Candidate profile: Mario Trujillo

Editor’s note: The Clovis News Journal asked District 64 State Representative candidates to answer the following questions in 300 words or less. The answers were edited for spelling and style. The primary is June 3.

Name: Mario Trujillo

Age: 62

Occupation: County Clerk

Running for: District 64 State Representative

Party affiliation: Democrat

Elected offices held: City Commissioner and County Clerk


What type of economic development suits eastern New Mexico best, and how could you as a legislator facilitate it?

With green energy being advocated by our country’s leadership, I think wind energy is definitely something suitable to eastern New Mexico. Our very own Chamber and Clovis Industrial Development people work hard every day to attract more

economic development to Clovis and New Mexico. Currently, they are trying to attract this type of group to our area. As a legislator, I would work aggressively with these local groups and do my best to pass legislation that would be beneficial to

our economy. Working with the state we could provide opportunities for small business development. It is important to provide tax incentives yet be careful we don’t erode our own tax base. These past few years I have seen Clovis prosper and grow and we want to continue to see its growth so our graduates will not have to leave Clovis and New Mexico in order to find good paying jobs.


How familiar are you with the Ute Water Project? What can the state Legislature do to move the project along?

As your county clerk, I take the County Commission minutes and am familiar with the Ute Water Project as this project has been discussed several times in our meetings.

Water is a precious commodity that we need to be careful with. We need to look at the future and be proactive and not reactive. In the future, our children should not be

faced with lack of water. Businesses would have to close and move on. We need to be prepared in case of a shortage. Recently our commission was asked for a letter of support for this project. The State Water Trust Board has contributed approximately $4 million to move this project along. The federal government wants to see the state and local governments working together before they get involved. Our local and state governments have already shown that. Our former Mayor and the Mayor of Portales have worked hard to see this project get started. They now have the momentum going and as a legislator I want to keep it going. The Ute Water Project is not a small project and will be very expensive, but working together we can persuade the federal government that this is a necessary project for eastern New Mexico. If our federal delegation can persuade Congress to pitch in, we can get this project completed. Of course, it will have to be done over a number of years, but with everyone working together and cooperating, even large projects can be accomplished.

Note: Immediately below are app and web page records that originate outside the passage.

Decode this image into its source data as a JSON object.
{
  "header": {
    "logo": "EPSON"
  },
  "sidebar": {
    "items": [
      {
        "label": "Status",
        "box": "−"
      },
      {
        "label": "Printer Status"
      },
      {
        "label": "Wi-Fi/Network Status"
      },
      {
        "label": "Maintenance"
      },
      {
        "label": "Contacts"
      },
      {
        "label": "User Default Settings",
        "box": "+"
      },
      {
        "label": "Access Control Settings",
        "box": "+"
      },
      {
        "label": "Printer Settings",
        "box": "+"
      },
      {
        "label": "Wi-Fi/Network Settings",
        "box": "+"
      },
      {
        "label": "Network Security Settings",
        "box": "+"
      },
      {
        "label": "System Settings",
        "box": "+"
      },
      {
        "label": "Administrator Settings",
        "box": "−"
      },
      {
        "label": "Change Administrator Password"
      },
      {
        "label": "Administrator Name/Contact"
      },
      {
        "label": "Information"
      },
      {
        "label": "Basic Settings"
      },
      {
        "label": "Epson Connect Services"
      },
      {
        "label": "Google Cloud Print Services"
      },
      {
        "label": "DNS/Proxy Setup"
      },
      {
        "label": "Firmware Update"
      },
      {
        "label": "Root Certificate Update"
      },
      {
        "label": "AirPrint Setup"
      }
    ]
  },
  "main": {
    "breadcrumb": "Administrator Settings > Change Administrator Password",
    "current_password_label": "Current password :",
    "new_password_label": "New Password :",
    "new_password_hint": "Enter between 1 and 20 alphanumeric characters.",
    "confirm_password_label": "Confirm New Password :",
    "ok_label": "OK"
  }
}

What do you propose doing to help New Mexico schools? Is the current funding formula working?

Having been an educator for 25 years, I understand the funding formula is outdated. As with anything else, we can’t operate with a formula that is obsolete. Our schools are no longer receiving the necessary funding to keep up with quality programs.

New Mexico needs to work at paying its teachers more. In order to attract quality teachers, we need to be competitive in salary, and New Mexico needs to strive to be at the top of the list.

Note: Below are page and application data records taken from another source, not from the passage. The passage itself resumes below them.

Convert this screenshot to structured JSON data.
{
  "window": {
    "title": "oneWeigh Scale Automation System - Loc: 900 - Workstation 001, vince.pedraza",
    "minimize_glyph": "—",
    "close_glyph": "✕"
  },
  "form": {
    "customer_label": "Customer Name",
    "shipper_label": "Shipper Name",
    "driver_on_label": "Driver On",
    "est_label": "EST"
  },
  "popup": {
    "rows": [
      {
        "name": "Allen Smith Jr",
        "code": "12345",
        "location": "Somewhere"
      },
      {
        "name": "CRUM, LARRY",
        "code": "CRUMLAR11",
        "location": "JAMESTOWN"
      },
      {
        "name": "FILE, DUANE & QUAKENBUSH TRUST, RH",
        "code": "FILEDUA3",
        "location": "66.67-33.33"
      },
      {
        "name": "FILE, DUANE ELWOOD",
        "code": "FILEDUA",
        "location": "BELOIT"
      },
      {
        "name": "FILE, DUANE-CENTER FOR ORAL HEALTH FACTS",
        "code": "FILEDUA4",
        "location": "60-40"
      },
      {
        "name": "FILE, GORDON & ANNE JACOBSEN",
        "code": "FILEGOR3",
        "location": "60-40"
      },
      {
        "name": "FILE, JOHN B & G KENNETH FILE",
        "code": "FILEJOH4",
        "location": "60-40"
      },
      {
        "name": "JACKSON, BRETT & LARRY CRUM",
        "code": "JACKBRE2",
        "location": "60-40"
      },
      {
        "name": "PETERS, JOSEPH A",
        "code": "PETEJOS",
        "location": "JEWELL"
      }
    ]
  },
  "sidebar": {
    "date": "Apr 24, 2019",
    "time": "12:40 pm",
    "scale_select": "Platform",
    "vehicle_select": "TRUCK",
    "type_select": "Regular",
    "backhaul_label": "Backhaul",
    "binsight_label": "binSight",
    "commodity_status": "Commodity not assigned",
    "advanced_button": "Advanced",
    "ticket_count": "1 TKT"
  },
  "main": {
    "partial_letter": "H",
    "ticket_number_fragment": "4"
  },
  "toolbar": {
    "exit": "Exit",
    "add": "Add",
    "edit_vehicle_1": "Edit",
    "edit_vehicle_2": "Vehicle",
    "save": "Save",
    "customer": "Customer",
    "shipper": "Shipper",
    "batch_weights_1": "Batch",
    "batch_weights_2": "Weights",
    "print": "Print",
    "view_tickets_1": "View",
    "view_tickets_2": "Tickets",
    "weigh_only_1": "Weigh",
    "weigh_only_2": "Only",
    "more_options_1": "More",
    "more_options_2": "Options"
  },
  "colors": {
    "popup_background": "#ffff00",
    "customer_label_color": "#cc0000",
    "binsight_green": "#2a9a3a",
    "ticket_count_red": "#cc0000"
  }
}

The state established a committee to study the funding formula and we know it is inadequate. What this committee recommended needs to be followed. Administrators cannot do their jobs if they don’t receive adequate funding. In the coming session, people will be lobbying for and against the proposed formula. As a legislator, I will definitely work with our local school administrators and community college to help them get the formula where it would benefit our schools and children.

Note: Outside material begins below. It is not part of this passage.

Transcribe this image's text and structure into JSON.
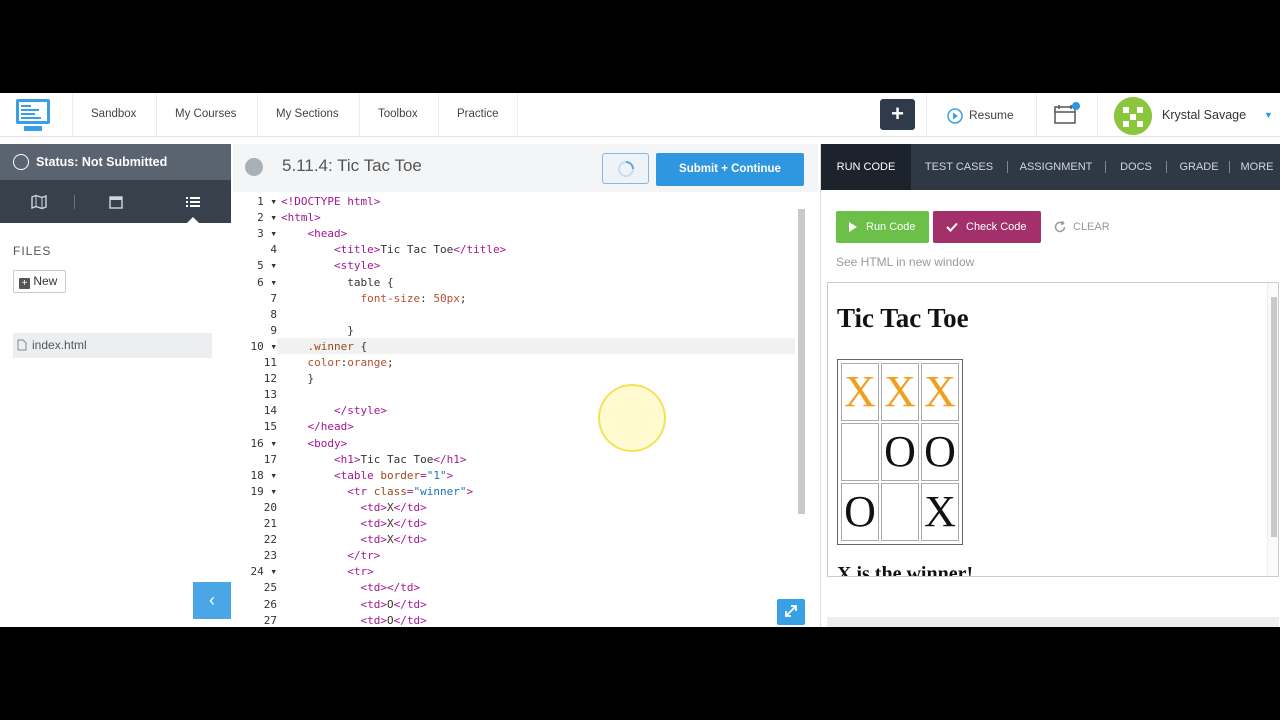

Gov. Richardson has been pretty adamant about a health care plan, and has gone so far as to threaten a special session. How can health care be improved in the state?

Health care is an enormous problem in our state and I can understand why Governor Richardson wants to get something done. No one likes to see the sick having to suffer because they can’t afford health care. Our county pays out hundreds of thousands of dollars yearly to help with indigent care in our community. Every year our local hospital requests Sole Community Provider help and our county has been able to assist with funding. This funding helps pay for those that can’t afford health care. Without indigent help from the county, hardship would be placed on needy families. This is definitely a problem that needs to be studied. We must all work together to try to solve it. Universal health care is working in some

countries and we should study their programs. The costs and resources to pay for them must be determined. If universal coverage is not the way to go, then we need to provide incentives for our businesses to help with insurance. People say they don’t want to have health care run by government, but that is occurring when hospitals provide care to those who can’t afford it.


Regarding state infrastructure, what areas need the most improvement or repairs, and how can the state pay for such needs?

Roads, roads, and roads. In Clovis, our roads are an eyesore everywhere you go. It isn’t that our leaders aren’t working to get them repaired, instead it is lack of money to fix them. Our state is also limited in its funding. Our local legislators request money

for roads for the city and the county every year and there is never enough money. Recently, our road superintendent said the state was thinking about turning some of its state roads over to the counties because it couldn’t afford the maintenance costs. As a legislator, I will work diligently to acquire the dedicated funding in order to allow the state to bond much needed roads and projects.


What is something you felt the Legislature has not adequately handled, and how would you approach it?

The Legislature should work to always have open government as some of its committee meetings have been closed. Consequently, that has served to make people think they are trying to hide something. The best way to conduct government business is to have all legislative meetings open for anyone to attend. I will strive to see that committee meetings are adequately announced and open to the public at all times.